> _YOUR OBJECTIVE_
If a line of the entries below includes the word "with", it counts; state the total and nothing further.

++++ DATA RECORDS

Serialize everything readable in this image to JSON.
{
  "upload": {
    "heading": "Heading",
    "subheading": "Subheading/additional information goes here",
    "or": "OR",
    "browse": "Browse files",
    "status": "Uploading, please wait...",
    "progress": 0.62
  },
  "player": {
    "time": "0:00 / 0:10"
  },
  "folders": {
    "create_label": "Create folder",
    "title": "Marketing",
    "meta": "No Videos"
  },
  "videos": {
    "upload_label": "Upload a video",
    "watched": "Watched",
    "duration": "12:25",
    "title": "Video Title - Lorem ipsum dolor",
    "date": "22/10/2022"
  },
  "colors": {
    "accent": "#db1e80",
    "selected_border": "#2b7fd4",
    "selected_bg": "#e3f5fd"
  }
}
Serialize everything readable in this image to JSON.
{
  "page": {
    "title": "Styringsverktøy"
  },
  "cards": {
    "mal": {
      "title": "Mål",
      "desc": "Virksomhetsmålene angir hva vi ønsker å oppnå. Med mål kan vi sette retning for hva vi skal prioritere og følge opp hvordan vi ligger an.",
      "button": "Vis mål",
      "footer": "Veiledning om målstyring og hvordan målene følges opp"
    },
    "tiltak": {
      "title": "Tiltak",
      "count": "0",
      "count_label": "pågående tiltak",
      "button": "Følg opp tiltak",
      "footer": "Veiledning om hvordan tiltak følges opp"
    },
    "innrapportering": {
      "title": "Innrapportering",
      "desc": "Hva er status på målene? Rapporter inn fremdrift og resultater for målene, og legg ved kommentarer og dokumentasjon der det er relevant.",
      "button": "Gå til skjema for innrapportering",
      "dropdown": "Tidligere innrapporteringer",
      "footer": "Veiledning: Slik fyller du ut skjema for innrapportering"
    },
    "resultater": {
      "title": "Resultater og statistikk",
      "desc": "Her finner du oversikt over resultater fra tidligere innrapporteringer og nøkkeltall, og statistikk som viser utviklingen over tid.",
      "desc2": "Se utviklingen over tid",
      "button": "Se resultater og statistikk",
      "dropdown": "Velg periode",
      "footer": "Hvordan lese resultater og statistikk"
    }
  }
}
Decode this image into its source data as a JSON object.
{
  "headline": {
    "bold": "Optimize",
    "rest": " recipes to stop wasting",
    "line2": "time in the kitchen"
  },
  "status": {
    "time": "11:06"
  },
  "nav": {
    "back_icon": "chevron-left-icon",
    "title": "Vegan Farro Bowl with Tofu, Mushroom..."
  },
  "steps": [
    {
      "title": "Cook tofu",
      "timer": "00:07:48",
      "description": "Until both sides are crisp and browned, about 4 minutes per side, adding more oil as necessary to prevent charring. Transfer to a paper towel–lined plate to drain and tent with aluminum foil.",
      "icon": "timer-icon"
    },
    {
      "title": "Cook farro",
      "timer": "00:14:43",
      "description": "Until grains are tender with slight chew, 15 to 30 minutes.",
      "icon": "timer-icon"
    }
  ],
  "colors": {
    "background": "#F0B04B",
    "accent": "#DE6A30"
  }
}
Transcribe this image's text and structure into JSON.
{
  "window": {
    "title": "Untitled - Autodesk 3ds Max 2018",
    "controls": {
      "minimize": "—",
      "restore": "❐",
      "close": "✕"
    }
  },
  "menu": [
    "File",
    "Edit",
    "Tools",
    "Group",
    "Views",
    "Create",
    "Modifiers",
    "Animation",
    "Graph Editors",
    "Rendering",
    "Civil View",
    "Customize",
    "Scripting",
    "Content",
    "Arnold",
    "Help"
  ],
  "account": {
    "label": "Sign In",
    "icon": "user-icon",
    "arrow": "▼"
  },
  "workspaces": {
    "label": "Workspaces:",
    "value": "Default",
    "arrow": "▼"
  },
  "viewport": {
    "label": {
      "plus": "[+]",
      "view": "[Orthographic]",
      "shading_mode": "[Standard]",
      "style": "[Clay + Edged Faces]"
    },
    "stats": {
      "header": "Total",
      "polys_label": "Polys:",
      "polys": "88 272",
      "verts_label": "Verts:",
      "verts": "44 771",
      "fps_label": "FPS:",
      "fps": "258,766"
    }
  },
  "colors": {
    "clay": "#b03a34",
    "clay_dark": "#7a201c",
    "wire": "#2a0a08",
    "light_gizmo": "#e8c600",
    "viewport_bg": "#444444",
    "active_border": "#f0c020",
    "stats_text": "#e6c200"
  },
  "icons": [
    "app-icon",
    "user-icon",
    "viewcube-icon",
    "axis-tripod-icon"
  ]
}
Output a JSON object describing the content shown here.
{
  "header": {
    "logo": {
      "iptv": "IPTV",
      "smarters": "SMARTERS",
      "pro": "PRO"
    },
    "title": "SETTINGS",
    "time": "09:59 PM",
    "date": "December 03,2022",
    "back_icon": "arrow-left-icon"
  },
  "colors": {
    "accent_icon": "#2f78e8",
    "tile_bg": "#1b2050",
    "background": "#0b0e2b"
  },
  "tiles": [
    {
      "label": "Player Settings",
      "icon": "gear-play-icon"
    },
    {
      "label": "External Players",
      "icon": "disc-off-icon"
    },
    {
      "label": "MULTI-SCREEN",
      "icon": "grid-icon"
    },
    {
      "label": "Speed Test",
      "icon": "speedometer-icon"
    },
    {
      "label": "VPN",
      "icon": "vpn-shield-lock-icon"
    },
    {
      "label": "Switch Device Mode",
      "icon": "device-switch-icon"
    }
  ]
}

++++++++

> _YOUR RESPONSE_
3